Number five is: CREATE A NEAT-LOOKING ESSAY OUTLINE: aMaps let you create a visualization of a basic essay form – state your position and provide reasons, along with examples. After completing a scaffolded outline, you’re provided with a pretty neat looking visual picture of what you’ve developed, along with the embed code. You can also email the link to a friend or teacher for posting on a blog or website, and then people can respond to what you wrote.

Number four: CREATE AN INFORMATIONAL MAP: Show/World & Show/USA (which are on The Best Map-Making Sites On The Web list ) lets you create visual representations of information using maps. Students can then embed their creations on their blog/website and describe what they’ve done.

Number three is: CREATE A TALKING ANIMAL: Talking Pets lets you do it.  You can choose a pet picture, or upload your own. Then, using the text-to-speech feature, you can have it say a short message, then email the link for posting on a blog or website.

Number two is: WRITE A PICTURE STORY: Five Card Flickr Story lets you pick five photos from a group of pre-selected images from Flickr and then write a story about them. It saves your selection and story, and provides you with a link to it. No registration is required.

And, now, the Number one tool to create online content easily and quickly is: POST ANYTHING ONLINE IN SECONDS: File2.ws lets you, without registering, quickly upload any document and turn it into a webpage.  This is an extraordinary tool.  You can see examples of how my students used it to create multilingual materials on swine-flu prevention. Students can create anything, for example, using Microsoft Word, and immediately turn it into a webpage. (unfortunately, it appears hat File2.ws has now gone out of business — Crocodoc is a new, and even better, substitute).
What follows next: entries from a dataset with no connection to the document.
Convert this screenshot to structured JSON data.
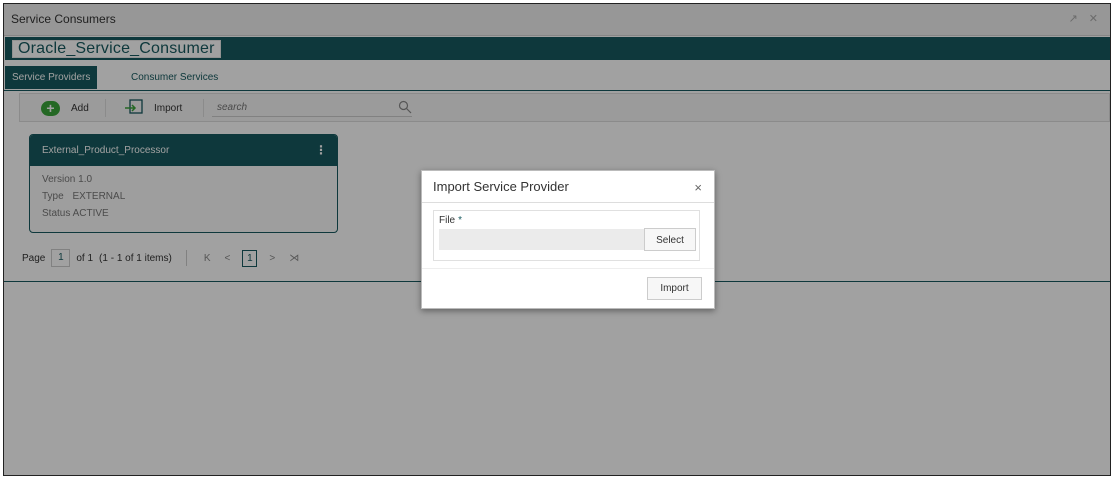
{
  "window": {
    "title": "Service Consumers",
    "controls": "↗ ✕"
  },
  "consumer": {
    "name": "Oracle_Service_Consumer"
  },
  "tabs": [
    {
      "label": "Service Providers",
      "active": true
    },
    {
      "label": "Consumer Services",
      "active": false
    }
  ],
  "toolbar": {
    "add_label": "Add",
    "import_label": "Import",
    "search_placeholder": "search"
  },
  "cards": [
    {
      "title": "External_Product_Processor",
      "menu_icon": "kebab-menu-icon",
      "rows": [
        {
          "label": "Version",
          "value": "1.0"
        },
        {
          "label": "Type",
          "value": "EXTERNAL"
        },
        {
          "label": "Status",
          "value": "ACTIVE"
        }
      ]
    }
  ],
  "pager": {
    "page_label": "Page",
    "page_value": "1",
    "of_label": "of 1",
    "items_label": "(1 - 1 of 1 items)",
    "first": "K",
    "prev": "<",
    "current": "1",
    "next": ">",
    "last": "⋊"
  },
  "modal": {
    "title": "Import Service Provider",
    "close": "×",
    "file_label": "File",
    "required_marker": "*",
    "select_label": "Select",
    "import_label": "Import"
  },
  "colors": {
    "accent": "#175a5f",
    "add_green": "#3aa53a"
  }
}
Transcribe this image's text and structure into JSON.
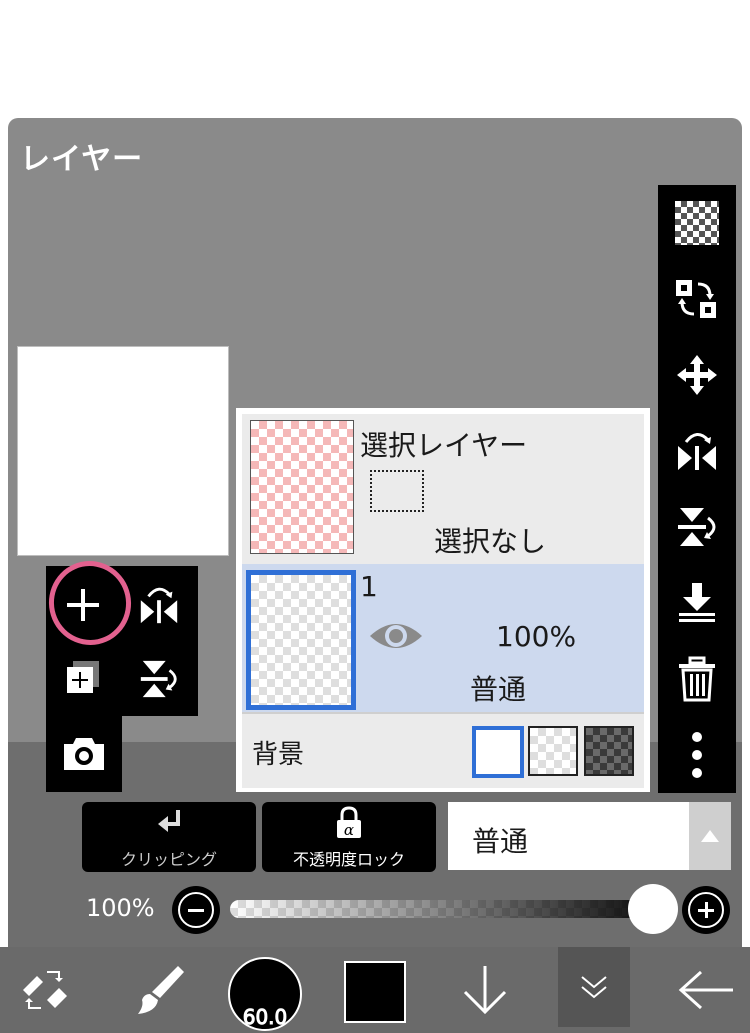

Below you’ll see the poll. Remember, people can only vote once.  The sites are listed in the reverse order that you’ll find within this post — my choice for number one is the first one listed in the poll widget.

If you found this post useful, you might want to consider subscribing to this blog for free.

You might also want to explore nearly 300 other “The Best…” lists I’ve compiled.